So, this year, you might also think about changing up your seasonal display with some of the more unique, unusual pumpkins, squash and decorative gourds we’ve brought in. Our display in our patio pumpkin patch will change as the harvest continues, but here are some of the more unique ones that you may find:

Turban squash: These look like a small pumpkin wearing a little hat (thus, the “turban” name), but they’re squash. Most people use them as decorations, but inside that hard shell there’s edible flesh, good roasted or pureed into soup.

Sweet dumpling squash: These look like small pumpkins with a green-and-pale yellow mottled skin, but they’re squash, too. You can roast them, skin and all, and eat like a sweet potato; they are very sweet .

Cinderella pumpkins: Bright orange and slightly squashed, these pumpkins look like they came out of a fairytale, like Cinderella’s magical coach. They can be eaten, too; the flesh is sweet and can even be made into pie.

Carnival squash: Somewhat similar to a sweet dumpling squash in appearance, these look like a small pumpkin or an acorn squash, except they are yellow with orange and/or green stripes or markings.  They’re hard-skinned but easy to bake; you may think they taste like butternut squash.

Blue pumpkins: These smaller pumpkins have skin that runs from blue-gray to greenish, and while they’re edible, they’re more often used as decoration because of their striking appearance.

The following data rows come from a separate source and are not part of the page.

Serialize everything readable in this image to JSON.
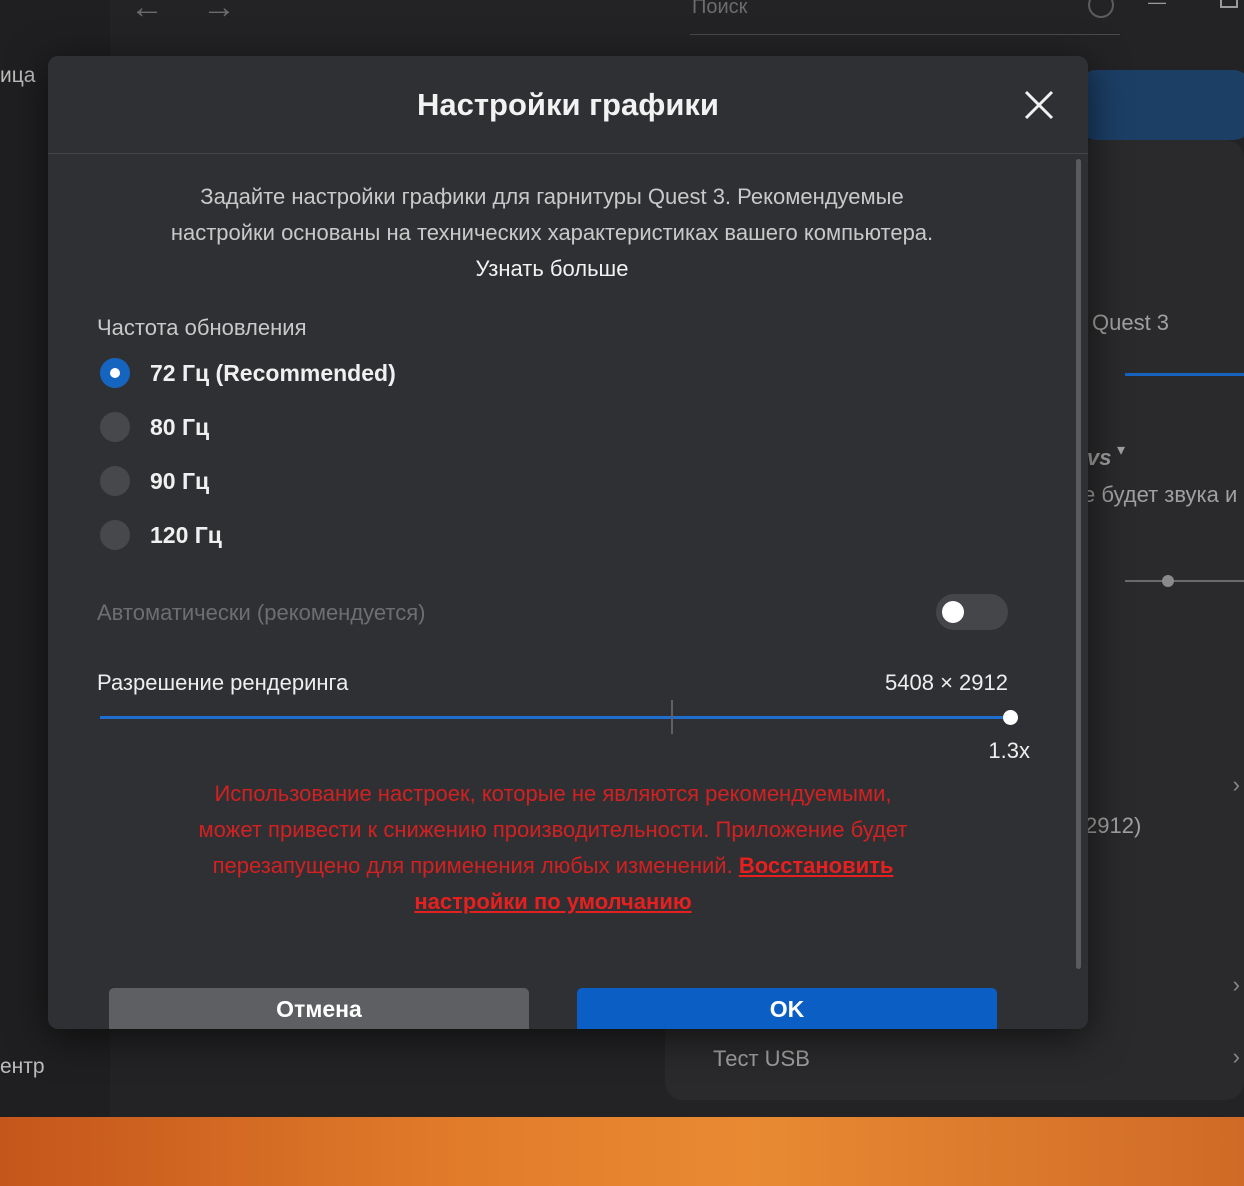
{
  "background": {
    "search_placeholder": "Поиск",
    "sidebar_items": [
      "ица",
      "ентр"
    ],
    "headset_name": "Quest 3",
    "dropdown_partial": "vs",
    "audio_note_partial": "е будет звука и",
    "resolution_partial": "2912)",
    "usb_test": "Тест USB"
  },
  "dialog": {
    "title": "Настройки графики",
    "intro_text": "Задайте настройки графики для гарнитуры Quest 3. Рекомендуемые настройки основаны на технических характеристиках вашего компьютера.",
    "learn_more": "Узнать больше",
    "refresh_rate": {
      "label": "Частота обновления",
      "options": [
        {
          "label": "72 Гц (Recommended)",
          "selected": true
        },
        {
          "label": "80 Гц",
          "selected": false
        },
        {
          "label": "90 Гц",
          "selected": false
        },
        {
          "label": "120 Гц",
          "selected": false
        }
      ]
    },
    "auto": {
      "label": "Автоматически (рекомендуется)",
      "enabled": false
    },
    "render_resolution": {
      "label": "Разрешение рендеринга",
      "value": "5408 × 2912",
      "scale_label": "1.3x",
      "slider_fraction": 1.0,
      "default_fraction": 0.627
    },
    "warning_text": "Использование настроек, которые не являются рекомендуемыми, может привести к снижению производительности. Приложение будет перезапущено для применения любых изменений.",
    "restore_defaults": "Восстановить настройки по умолчанию",
    "cancel_label": "Отмена",
    "ok_label": "OK"
  },
  "colors": {
    "accent": "#1565c0",
    "warning": "#d32021",
    "dialog_bg": "#2f3033"
  }
}
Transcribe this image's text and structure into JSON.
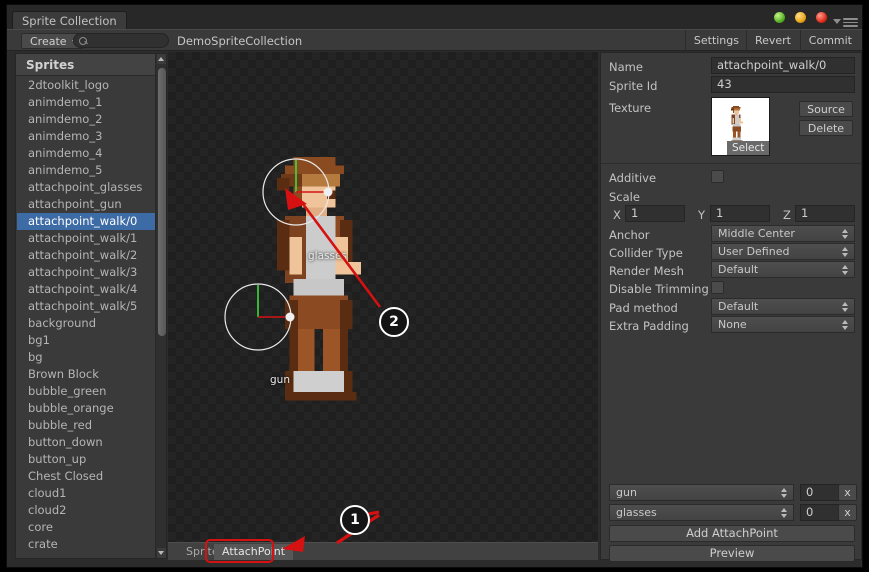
{
  "window": {
    "tab_title": "Sprite Collection",
    "lights": [
      "green",
      "yellow",
      "red"
    ]
  },
  "toolbar": {
    "create_label": "Create",
    "search_placeholder": "",
    "collection_name": "DemoSpriteCollection",
    "settings_label": "Settings",
    "revert_label": "Revert",
    "commit_label": "Commit"
  },
  "sprites_panel": {
    "header": "Sprites",
    "selected": "attachpoint_walk/0",
    "items": [
      "2dtoolkit_logo",
      "animdemo_1",
      "animdemo_2",
      "animdemo_3",
      "animdemo_4",
      "animdemo_5",
      "attachpoint_glasses",
      "attachpoint_gun",
      "attachpoint_walk/0",
      "attachpoint_walk/1",
      "attachpoint_walk/2",
      "attachpoint_walk/3",
      "attachpoint_walk/4",
      "attachpoint_walk/5",
      "background",
      "bg1",
      "bg",
      "Brown Block",
      "bubble_green",
      "bubble_orange",
      "bubble_red",
      "button_down",
      "button_up",
      "Chest Closed",
      "cloud1",
      "cloud2",
      "core",
      "crate"
    ]
  },
  "canvas": {
    "gizmos": [
      {
        "label": "glasses"
      },
      {
        "label": "gun"
      }
    ],
    "tabs": [
      {
        "label": "Sprite",
        "active": false
      },
      {
        "label": "AttachPoint",
        "active": true
      }
    ]
  },
  "inspector": {
    "name_label": "Name",
    "name_value": "attachpoint_walk/0",
    "sprite_id_label": "Sprite Id",
    "sprite_id_value": "43",
    "texture_label": "Texture",
    "select_badge": "Select",
    "source_button": "Source",
    "delete_button": "Delete",
    "additive_label": "Additive",
    "scale_label": "Scale",
    "scale_x_label": "X",
    "scale_x_value": "1",
    "scale_y_label": "Y",
    "scale_y_value": "1",
    "scale_z_label": "Z",
    "scale_z_value": "1",
    "anchor_label": "Anchor",
    "anchor_value": "Middle Center",
    "collider_label": "Collider Type",
    "collider_value": "User Defined",
    "render_mesh_label": "Render Mesh",
    "render_mesh_value": "Default",
    "disable_trim_label": "Disable Trimming",
    "pad_method_label": "Pad method",
    "pad_method_value": "Default",
    "extra_padding_label": "Extra Padding",
    "extra_padding_value": "None",
    "attachpoints": [
      {
        "name": "gun",
        "value": "0",
        "remove": "x"
      },
      {
        "name": "glasses",
        "value": "0",
        "remove": "x"
      }
    ],
    "add_attachpoint_button": "Add AttachPoint",
    "preview_button": "Preview"
  },
  "annotations": {
    "callouts": [
      {
        "number": "1"
      },
      {
        "number": "2"
      }
    ],
    "highlight_color": "#d51111"
  }
}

Swan gourds: One of many types of small decorative gourds, this one really can look like a sitting swan, with its long, crooked neck. Decorative gourds aren’t edible, but a collection of them will last a long time as a decorative element in a bowl or tray, maybe paired with some colorful decorative corn or mini-pumpkins.